You have it all figured out, that is, until midway through Fall semester of your Freshman year when you’ll decide to change your major to Psychology. The math that came with chemistry wasn’t your thing, so you’ll settle with being a child therapist.
Ah, there’s the word: “settle”. You’ll think you’ll be okay with settling. You won’t be and you’ll realize that after you somehow find your way into the College of Journalism. Once you start taking Journalism courses, you’ll be shocked by how fast time goes by when you’re studying something you love. More importantly, even though you’re not yet working in your field, you’ll start to truly understand the whole “do what you love, and you’ll never work another day in your life” mentality.
Then, all of a sudden you’ll realize there was never a reason to be scared of change.

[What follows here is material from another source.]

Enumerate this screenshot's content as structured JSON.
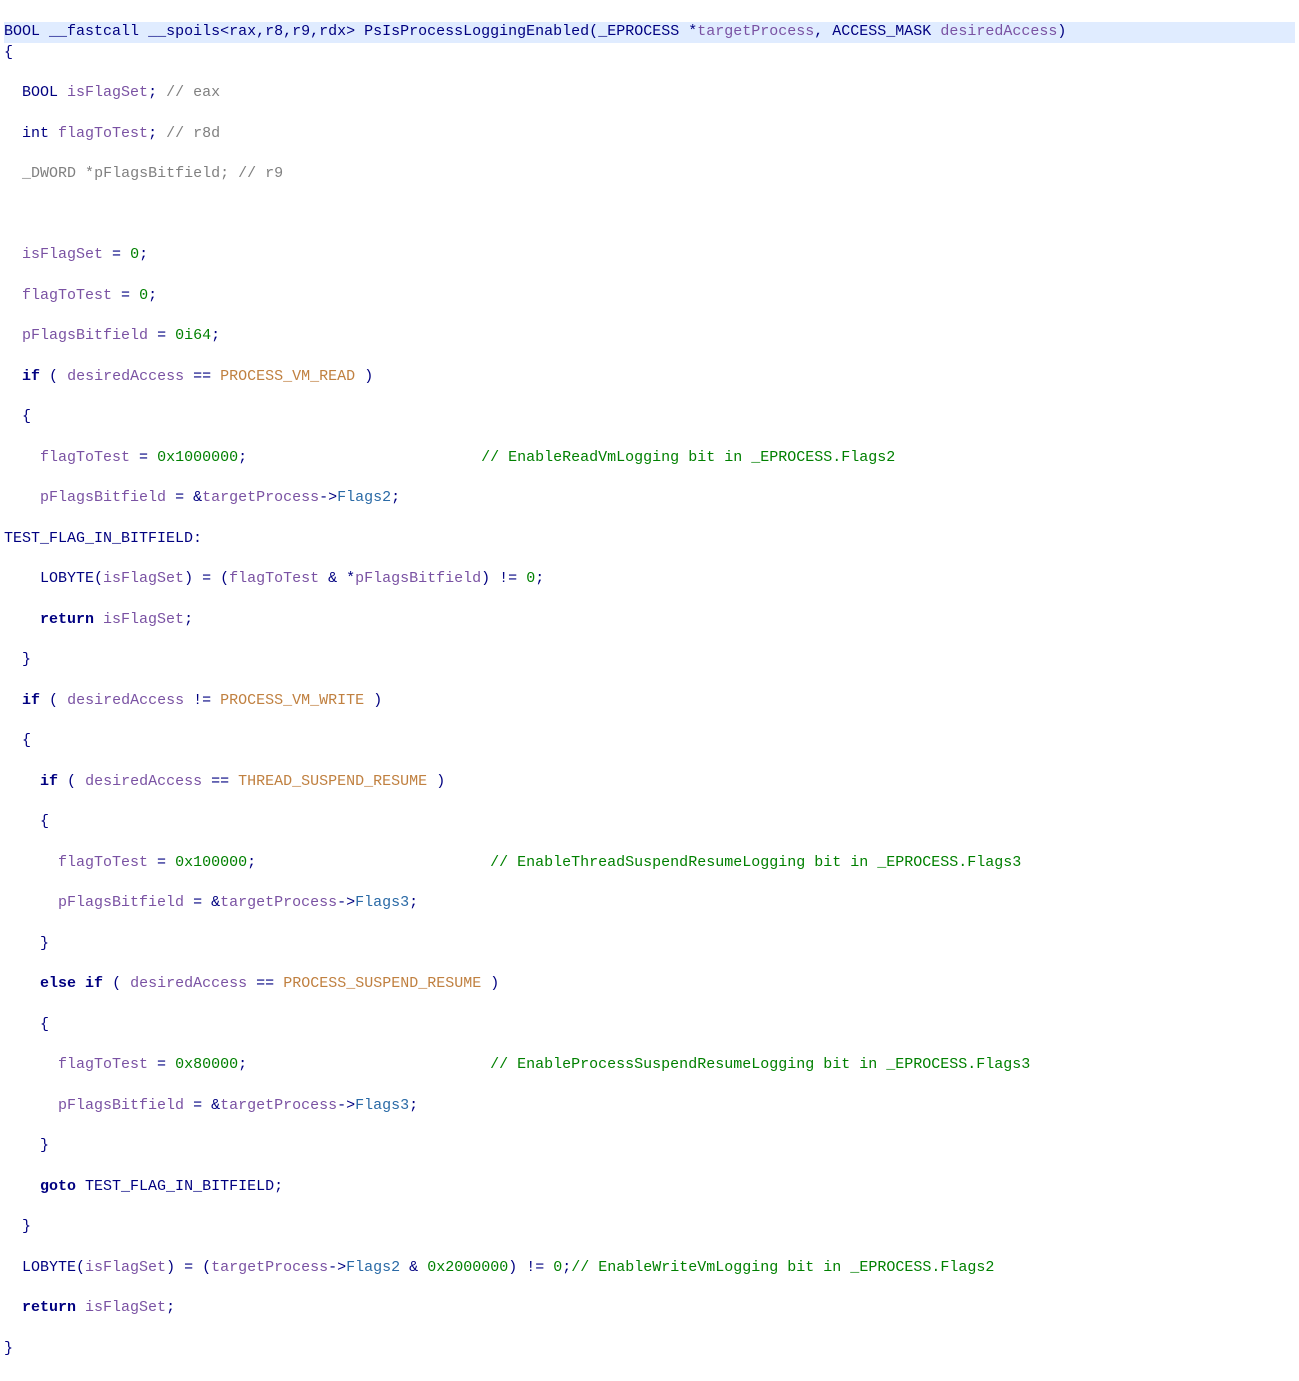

In the next three years, you’re going to think you failed at some things. During the Spring semester of your Freshman year, you’re going to fail a trigonometry assignment. You’re going to blame your instructor. It’s not her fault. It’s your own. Face it: you didn’t study. You’re going to realize it wasn’t her fault, you’re going to get back up and study, and you’re going to end the class with an A-. You didn’t fail. You didn’t fail because you got back up instead of being satisfied with the grade. You suffered a temporary setback. You made it through.
Freshman Me, repeat after me: “I will not fail. Failure is a mindset. There will be hurdles. There will be temporary setbacks. I will fall, but I won’t stay down. I will not stay down because to stay down is to fail and I do not fail.”
You’ll learn that it’s okay to be scared of failure. It’s your fear of failure that keeps you from staying down; that keeps you from failing.
So you’re frightened. You’re scared of leaving the familiar. You’re scared of the imminent change. You’re nervous.
And that’s good.
Because in three years you’re going to be sitting at home in your pajamas, writing a letter to yourself as a means of encouraging others and a means of procrastinating the Senior year packing process, and suddenly you’re going to realize it’s okay to be frightened.
At the beginning of the next three school years you’ll find you’re scared. Periodically, though, those fears will fade.
And as those years go by and those fears fade during the school year and resurface at the beginning of each one, you’ll remember you conquered those fears.
The unfamiliar became the familiar.
Change became exciting.
Failure wasn’t a thing.
You conquered those fears just like you’ll conquer the ones to come.
And that’s good.
The More Seasoned Senior You